Practical tip #2: If you see someone who looks hesitant and whose body language is not engaging (arms crossed or hanging, eyes looking away), wait for the person to show signs that they want to hug you. You can also ask: “ok to hug today?”. Move on to other topics if the answer is no.

Misconception: Non huggers don’t like being in groups

Non huggers can love being around others, they may just not want to be touched by others. In a group, the non-hugger may shut down when people start “hugging it out”, while feeling very engaged otherwise. Group hugs are also a complete and absolute no go.

Practical tip #3: in a group, watch people around you. If you have a feeling that they don’t want to be touched, don’t touch them. If you are in doubt, don’t touch them.

Misconception: Touch is not a non hugger’s love language

Touch can be a non-hugger’s love language, just when and how they decide to offer it. When a non-hugger decides it would feel important to hug someone, it can be the most heartfelt, intentional hug.

Practical tip #4: Ask them what their love language is and let yourself be surprised.

Misconception: Once a non hugger says no, it is always no

To the non-hugger, hugs are special, circumstantial and intentional. Therefore, a person who never hugs a particular other, for their own sets of reason, may one day feel ok and willing to hug. Or maybe something big happened, or it is a goodbye. It is not a never, it is very much a moment by moment decision.

Practical tip #5: When someone tells you they don’t want to hug you, take it as “in this moment”. Ask, read their body language, and let the present moment dictate what to do (if you want to).

People who do not enjoy or offer free hugs can in fact hug, but it is based on a moment to moment experience, emotional closeness, feelings of safety and simply, mood. Hugs are not to be expected, but simply offered and received, with all parties consenting.

The content of this blog is based on my personal and clinical experience. It is not a diagnostic tool. If you suspect you might have ADHD, please seek assessment by a qualified professional.
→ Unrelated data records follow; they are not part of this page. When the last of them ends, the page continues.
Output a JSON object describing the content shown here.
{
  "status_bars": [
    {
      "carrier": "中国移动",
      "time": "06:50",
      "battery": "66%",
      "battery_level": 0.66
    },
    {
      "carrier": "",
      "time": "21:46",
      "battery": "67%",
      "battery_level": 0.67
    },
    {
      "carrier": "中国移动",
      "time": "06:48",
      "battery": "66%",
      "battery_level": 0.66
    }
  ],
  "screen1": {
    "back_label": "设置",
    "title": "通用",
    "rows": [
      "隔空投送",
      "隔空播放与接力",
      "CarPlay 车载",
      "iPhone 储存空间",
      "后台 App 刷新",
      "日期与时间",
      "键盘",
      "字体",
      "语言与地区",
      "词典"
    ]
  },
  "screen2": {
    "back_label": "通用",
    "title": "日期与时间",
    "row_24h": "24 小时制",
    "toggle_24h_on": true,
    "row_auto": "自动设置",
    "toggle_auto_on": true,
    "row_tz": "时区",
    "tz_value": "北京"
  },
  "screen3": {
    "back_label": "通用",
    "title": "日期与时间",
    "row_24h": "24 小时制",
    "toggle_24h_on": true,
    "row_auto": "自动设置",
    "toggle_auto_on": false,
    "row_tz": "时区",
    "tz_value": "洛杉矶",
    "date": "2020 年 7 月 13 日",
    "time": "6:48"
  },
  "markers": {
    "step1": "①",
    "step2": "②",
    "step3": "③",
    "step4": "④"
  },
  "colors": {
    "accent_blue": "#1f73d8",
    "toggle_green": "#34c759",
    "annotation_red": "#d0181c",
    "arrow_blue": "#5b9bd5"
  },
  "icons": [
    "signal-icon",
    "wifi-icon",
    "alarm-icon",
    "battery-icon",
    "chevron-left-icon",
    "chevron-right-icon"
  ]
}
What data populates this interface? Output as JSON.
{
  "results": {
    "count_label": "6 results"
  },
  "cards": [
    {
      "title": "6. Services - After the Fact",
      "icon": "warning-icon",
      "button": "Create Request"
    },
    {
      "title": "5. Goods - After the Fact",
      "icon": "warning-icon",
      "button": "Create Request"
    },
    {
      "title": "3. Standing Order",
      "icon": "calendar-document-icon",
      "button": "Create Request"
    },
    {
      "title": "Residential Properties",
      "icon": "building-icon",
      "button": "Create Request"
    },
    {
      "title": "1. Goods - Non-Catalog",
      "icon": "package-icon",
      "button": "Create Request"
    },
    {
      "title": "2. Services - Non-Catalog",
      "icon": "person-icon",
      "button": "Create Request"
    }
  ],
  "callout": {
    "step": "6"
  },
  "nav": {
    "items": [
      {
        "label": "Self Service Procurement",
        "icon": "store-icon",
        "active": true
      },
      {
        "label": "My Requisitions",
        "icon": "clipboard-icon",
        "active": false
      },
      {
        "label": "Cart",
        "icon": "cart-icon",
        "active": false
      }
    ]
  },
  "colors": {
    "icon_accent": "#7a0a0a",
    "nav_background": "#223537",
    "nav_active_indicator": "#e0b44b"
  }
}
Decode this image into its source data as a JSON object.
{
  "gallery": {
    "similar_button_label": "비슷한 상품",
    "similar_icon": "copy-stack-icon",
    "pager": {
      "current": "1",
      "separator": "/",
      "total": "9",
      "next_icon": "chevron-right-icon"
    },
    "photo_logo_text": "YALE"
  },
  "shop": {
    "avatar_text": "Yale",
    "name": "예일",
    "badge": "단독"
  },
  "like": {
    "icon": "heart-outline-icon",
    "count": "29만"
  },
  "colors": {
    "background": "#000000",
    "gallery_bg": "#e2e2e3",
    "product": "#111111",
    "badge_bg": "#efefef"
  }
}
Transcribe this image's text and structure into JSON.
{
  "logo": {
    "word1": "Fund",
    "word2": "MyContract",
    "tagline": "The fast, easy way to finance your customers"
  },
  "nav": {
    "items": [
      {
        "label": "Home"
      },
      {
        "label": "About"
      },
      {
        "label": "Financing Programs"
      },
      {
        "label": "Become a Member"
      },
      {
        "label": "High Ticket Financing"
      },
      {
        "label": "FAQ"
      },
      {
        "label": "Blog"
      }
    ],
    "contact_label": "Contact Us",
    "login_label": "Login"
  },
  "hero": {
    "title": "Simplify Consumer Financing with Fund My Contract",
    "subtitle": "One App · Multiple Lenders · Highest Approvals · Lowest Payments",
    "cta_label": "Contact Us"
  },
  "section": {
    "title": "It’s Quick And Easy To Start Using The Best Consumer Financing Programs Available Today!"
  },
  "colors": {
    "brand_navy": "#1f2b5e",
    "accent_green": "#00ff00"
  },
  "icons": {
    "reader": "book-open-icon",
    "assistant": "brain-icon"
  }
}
Annabelle Denmark (she/they), MA, LPCC is a somatic therapist based in Lakewood, CO, They specialize in individual therapy for neurodivergent adults . You can find them at